- _What is being asked_
Please report every line from the material that contains the word "evaluations".

- _Data extracts_

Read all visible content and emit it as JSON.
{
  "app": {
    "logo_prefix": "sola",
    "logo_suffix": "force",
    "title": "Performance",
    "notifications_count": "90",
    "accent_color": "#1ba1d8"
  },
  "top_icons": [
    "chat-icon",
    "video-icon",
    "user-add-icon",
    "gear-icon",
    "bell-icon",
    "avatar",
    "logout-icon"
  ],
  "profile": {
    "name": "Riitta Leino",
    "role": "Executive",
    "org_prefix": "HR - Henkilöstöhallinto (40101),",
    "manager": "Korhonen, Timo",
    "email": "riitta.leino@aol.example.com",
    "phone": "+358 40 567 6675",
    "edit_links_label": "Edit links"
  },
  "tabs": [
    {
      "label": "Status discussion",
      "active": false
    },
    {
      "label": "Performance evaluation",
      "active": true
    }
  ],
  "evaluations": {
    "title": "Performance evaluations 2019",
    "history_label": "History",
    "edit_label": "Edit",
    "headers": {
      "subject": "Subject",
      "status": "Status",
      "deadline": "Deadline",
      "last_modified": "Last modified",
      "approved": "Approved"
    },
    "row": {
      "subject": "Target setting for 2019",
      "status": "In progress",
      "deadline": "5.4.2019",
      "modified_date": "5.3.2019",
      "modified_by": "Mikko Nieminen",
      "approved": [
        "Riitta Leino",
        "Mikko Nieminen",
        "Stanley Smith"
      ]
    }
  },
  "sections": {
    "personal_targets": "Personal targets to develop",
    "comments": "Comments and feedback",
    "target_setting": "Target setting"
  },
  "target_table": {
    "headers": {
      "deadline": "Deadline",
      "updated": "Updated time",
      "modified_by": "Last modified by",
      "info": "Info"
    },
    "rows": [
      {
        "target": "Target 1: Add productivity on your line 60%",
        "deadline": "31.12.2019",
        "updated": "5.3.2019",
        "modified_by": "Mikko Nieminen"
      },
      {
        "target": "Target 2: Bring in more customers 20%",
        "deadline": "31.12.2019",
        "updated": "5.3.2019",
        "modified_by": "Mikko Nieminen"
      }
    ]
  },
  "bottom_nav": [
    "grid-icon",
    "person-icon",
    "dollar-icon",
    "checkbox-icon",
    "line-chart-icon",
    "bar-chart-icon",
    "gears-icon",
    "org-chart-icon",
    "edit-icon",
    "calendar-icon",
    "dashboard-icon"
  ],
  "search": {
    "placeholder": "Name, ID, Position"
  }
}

- _Answer box_
  "evaluations": {
    "title": "Performance evaluations 2019",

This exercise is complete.